30. Kumar S, Chatterjee K. Comprehensive review on the use of graphene-based substrates for regenerative medicine and biomedical devices. ACS Appl Mater Interfaces. 2016;8(40):26431–26457. doi:10.1021/acsami.6b09801
31. Tonelli FM, Goulart VA, Gomes KN, et al. Graphene-based nanomaterials: biological and medical applications and toxicity. Nanomedicine (Lond). 2015;10(15):2423–2450. doi:10.2217/nnm.15.65
32. Ma J, Liu R, Wang X, et al. Crucial role of lateral size for graphene oxide in activating macrophages and stimulating pro-inflammatory responses in cells and animals. Acs Nano. 2015;9(10):10498–10515. doi:10.1021/acsnano.5b04751
33. Kurapati R, Russier J, Squillaci MA, et al. Dispersibility-dependent biodegradation of graphene oxide by myeloperoxidase. Small. 2015;11(32):3985–3994. doi:10.1002/smll.201500038
34. Lin L, Luo J, Yuan F, et al. In situ cross-linking carbodiimide-modified chitosan hydrogel for postoperative adhesion prevention in a rat model. Mater Sci Eng C. 2017;81:380–385. doi:10.1016/j.msec.2017.07.024
35. Geng X, Kwon OH, Jang J. Electrospinning of chitosan dissolved in concentrated acetic acid solution. Biomaterials. 2005;26(27):5427–5432. doi:10.1016/j.biomaterials.2005.01.066
36. Li L, Wang N, Jin X, et al. Biodegradable and injectable in situ cross-linking chitosan-hyaluronic acid based hydrogels for postoperative adhesion prevention. Biomaterials. 2014;35(12):3903–3917. doi:10.1016/j.biomaterials.2014.01.050
37. Zhu L, Peng L, Zhang YQ. The processing of chitosan and its derivatives and their application for postoperative anti-adhesion. Mini Rev Med Chem. 2015;15(4):330–337. doi:10.2174/1389557515666150227110547
38. Xu C, Lei C, Meng L, Wang C, Song Y. Chitosan as a barrier membrane material in periodontal tissue regeneration. J Biomed Mater Res B Appl Biomater. 2012;100B(5):1435–1443. doi:10.1002/jbm.b.32662
39. Chatelet C, Damour O, Domard A. Influence of the degree of acetylation on some biological properties of chitosan films. Biomaterials. 2001;22(3):261–268. doi:10.1016/S0142-9612(00)00183-6
40. Shen Y, Gong S, Li J, et al. Co-loading antioxidant N-acetylcysteine attenuates cytotoxicity of iron oxide nanoparticles in hypoxia/reoxygenation cardiomyocytes. Int J Nanomed. 2019;14:6103–6115. doi:10.2147/IJN.S209820

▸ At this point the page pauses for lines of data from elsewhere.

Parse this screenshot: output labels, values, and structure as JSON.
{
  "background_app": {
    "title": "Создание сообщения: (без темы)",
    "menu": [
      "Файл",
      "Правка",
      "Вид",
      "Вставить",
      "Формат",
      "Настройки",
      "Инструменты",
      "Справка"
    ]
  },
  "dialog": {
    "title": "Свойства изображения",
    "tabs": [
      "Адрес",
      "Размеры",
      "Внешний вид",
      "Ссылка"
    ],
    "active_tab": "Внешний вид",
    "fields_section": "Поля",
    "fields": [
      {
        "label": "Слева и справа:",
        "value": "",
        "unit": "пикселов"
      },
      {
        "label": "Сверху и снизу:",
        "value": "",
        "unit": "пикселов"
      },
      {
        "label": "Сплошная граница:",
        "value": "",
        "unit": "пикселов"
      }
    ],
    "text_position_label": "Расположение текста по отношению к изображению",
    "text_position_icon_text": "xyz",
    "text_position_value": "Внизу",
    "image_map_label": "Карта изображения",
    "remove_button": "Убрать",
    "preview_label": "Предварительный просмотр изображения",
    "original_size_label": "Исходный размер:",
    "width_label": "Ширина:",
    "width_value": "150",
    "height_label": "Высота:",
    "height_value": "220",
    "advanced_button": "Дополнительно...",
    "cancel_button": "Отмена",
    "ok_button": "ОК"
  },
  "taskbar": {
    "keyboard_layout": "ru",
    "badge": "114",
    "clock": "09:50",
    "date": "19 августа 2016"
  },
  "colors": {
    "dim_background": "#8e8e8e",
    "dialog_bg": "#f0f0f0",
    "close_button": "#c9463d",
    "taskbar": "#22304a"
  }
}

41. Csontos C, Rezman B, Foldi V, et al. Effect of N-acetylcysteine treatment on oxidative stress and inflammation after severe burn. Burns. 2012;38(3):428–437. doi:10.1016/j.burns.2011.09.011
42. Tsai ML, Huang HP, Hsu JD, et al. Topical N-acetylcysteine accelerates wound healing in vitro and in vivo via the PKC/Stat3 pathway. Int J Mol Sci. 2014;15(5):7563–7578. doi:10.3390/ijms15057563
43. Albasanz-Puig A, Murray J, Namekata M, Wijelath ES. Opposing roles of STAT-1 and STAT-3 in regulating vascular endothelial growth factor expression in vascular smooth muscle cells. Biochem Biophys Res Commun. 2012;428(1):179–184. doi:10.1016/j.bbrc.2012.10.037
© 2021 The Author(s). This work is published and licensed by Dove Medical Press Limited. The full terms of this license are available at https://www.dovepress.com/terms.php and incorporate the Creative Commons Attribution - Non Commercial (unported, v3.0) License. By accessing the work you hereby accept the Terms. Non-commercial uses of the work are permitted without any further permission from Dove Medical Press Limited, provided the work is properly attributed. For permission for commercial use of this work, please see paragraphs 4.2 and 5 of our Terms.